An image of a crowd of people. There are Ukraine flags throughout the crowd and yellow and gold colors showing up on clothing and other items throughout.

The digitization of Ukraine’s Land Registry secures the continuity of the state. AWS helped the State Land Cadastre create an automated system that allows citizens to remotely access information such as property area, location, and profile. The preservation of this data is vital for both those who invested their life savings into property and for Ukraine’s future reconstruction. This work will help with rebuilding neighborhoods and entire cities as it provides a secure record of who owns what and where.

Private businesses have seen similar advantages. As the war unfolded, Ukraine’s largest private bank, PrivatBank, which serves 40% of the Ukrainian population, moved all its operations to the cloud. The bank’s technical team worked with AWS to securely migrate 270 applications and 4 petabytes of client data residing on 3,500 Ukraine-based servers, in less than 45 days. According to PrivatBank’s head of IT Mariusz Kaczmarek, the reason for the move was “to limit our dependence on hardware located in different regions across Ukraine from being destroyed during the war.” But when the war is over, Kaczmarek doesn’t see a reason to go back. “We intend to continue operating in this mode further on,” he said in a LinkedIn post. PrivatBank’s customers can now access their funds and the bank’s services online. While not precisely “business as usual,” they are conducting business, and the same is true for the Ukrainian government.

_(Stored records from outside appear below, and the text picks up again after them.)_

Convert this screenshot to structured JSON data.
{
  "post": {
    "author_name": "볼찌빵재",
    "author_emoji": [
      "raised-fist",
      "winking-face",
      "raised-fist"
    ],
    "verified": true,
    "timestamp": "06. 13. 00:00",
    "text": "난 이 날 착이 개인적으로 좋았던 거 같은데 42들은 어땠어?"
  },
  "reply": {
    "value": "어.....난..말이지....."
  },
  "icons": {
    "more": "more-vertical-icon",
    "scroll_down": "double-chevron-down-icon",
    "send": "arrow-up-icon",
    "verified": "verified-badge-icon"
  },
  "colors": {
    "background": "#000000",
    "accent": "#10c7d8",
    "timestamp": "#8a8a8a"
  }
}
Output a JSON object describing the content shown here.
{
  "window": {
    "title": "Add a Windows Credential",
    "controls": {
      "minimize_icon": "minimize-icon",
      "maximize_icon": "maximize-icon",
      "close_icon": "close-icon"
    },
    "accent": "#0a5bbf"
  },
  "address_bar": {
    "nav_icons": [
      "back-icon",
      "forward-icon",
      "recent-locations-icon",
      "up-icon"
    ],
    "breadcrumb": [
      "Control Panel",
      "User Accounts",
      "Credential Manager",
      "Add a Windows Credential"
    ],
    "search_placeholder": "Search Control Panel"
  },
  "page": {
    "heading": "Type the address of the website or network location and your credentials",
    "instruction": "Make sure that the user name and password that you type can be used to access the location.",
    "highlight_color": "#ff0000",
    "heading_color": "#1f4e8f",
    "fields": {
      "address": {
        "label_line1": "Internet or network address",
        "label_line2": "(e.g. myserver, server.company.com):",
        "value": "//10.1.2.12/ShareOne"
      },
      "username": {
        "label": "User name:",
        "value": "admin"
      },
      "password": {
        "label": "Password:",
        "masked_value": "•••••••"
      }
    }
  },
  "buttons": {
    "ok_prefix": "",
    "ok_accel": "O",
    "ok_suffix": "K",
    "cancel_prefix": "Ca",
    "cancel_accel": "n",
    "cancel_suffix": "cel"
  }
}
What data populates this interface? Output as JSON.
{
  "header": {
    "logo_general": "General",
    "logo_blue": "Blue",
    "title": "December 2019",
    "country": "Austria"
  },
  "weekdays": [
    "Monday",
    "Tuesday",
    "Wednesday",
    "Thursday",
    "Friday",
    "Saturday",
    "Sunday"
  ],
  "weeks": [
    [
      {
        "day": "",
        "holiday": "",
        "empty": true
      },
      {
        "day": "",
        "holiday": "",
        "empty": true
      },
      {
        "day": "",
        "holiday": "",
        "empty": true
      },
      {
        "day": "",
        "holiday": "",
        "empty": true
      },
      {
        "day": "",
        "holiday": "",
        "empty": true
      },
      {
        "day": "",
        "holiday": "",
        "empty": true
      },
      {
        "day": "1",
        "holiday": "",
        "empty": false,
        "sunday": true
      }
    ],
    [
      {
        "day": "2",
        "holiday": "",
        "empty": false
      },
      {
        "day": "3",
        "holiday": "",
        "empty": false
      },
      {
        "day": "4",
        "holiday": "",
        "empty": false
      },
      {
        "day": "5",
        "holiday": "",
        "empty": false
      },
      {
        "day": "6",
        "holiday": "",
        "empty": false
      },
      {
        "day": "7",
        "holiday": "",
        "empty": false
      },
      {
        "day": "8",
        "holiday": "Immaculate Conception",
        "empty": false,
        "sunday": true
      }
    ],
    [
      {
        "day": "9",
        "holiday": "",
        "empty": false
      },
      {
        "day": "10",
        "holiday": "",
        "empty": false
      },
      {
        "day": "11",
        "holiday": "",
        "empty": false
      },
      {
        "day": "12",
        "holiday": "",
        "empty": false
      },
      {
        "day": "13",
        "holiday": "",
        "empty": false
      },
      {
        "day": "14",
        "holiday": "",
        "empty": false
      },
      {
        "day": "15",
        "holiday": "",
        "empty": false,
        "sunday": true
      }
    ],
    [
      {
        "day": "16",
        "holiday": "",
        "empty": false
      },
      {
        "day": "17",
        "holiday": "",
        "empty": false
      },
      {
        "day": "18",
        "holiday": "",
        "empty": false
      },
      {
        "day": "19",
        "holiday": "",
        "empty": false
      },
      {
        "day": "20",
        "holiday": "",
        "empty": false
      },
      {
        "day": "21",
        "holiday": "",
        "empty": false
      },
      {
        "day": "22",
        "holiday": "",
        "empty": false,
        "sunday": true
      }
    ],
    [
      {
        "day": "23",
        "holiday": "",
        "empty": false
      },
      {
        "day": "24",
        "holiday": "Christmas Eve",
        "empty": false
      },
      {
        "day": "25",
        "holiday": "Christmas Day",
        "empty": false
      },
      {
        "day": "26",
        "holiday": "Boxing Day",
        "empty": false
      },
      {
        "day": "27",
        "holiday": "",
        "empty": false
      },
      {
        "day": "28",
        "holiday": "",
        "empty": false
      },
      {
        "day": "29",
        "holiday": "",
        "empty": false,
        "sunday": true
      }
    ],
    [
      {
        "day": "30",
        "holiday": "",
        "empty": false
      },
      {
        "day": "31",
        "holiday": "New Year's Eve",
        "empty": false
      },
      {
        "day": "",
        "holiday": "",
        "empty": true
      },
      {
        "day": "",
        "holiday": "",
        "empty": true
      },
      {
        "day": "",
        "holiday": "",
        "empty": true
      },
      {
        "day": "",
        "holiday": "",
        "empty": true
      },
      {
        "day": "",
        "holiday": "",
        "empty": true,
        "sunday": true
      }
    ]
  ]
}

In partnership with Clean the World, Amazon employees around the world are coming together to support those displaced by the war

In spite of all the physical destruction, the government can serve its citizens. That has not been the case in many wars or natural disasters. When people and governments have started to rebuild, they’ve often been forced to do so almost from scratch. In that context it is why, in modern war, data has become both a target and vitally important to protect. All of this data that has been moved to the cloud describes the lives and the nation Ukrainians hope to reclaim and rebuild when the war is over.

“We used to assume that this is just how it is in war—everything gets destroyed and you have to rebuild from nothing,” said Liam Maxwell, director of the Government Transformation team in the AWS public sector business and a volunteer in AWS’s efforts to aid Ukraine. “But by migrating to the safety and security of the cloud, the government and its citizen services prevail.”

“From the day I began working with the AWS team, I have been impressed by their singular focus on helping the Ukrainian people and ensuring that our government can continue working despite external disruption,” said Vadym Prystaiko, Ukraine’s Ambassador to the United Kingdom. “What is also amazing is that, in responding to our immediate needs, we have never lost sight of the future, of building a better Ukraine augmented by new, cutting-edge cloud technologies."

AWS is honored to be working alongside the Ukrainian government and other private and public organizations to support the people of Ukraine. We will continue to aid the relief efforts and to bring our technical expertise and services to those who need them.

Learn more about Amazon's assistance in Ukraine.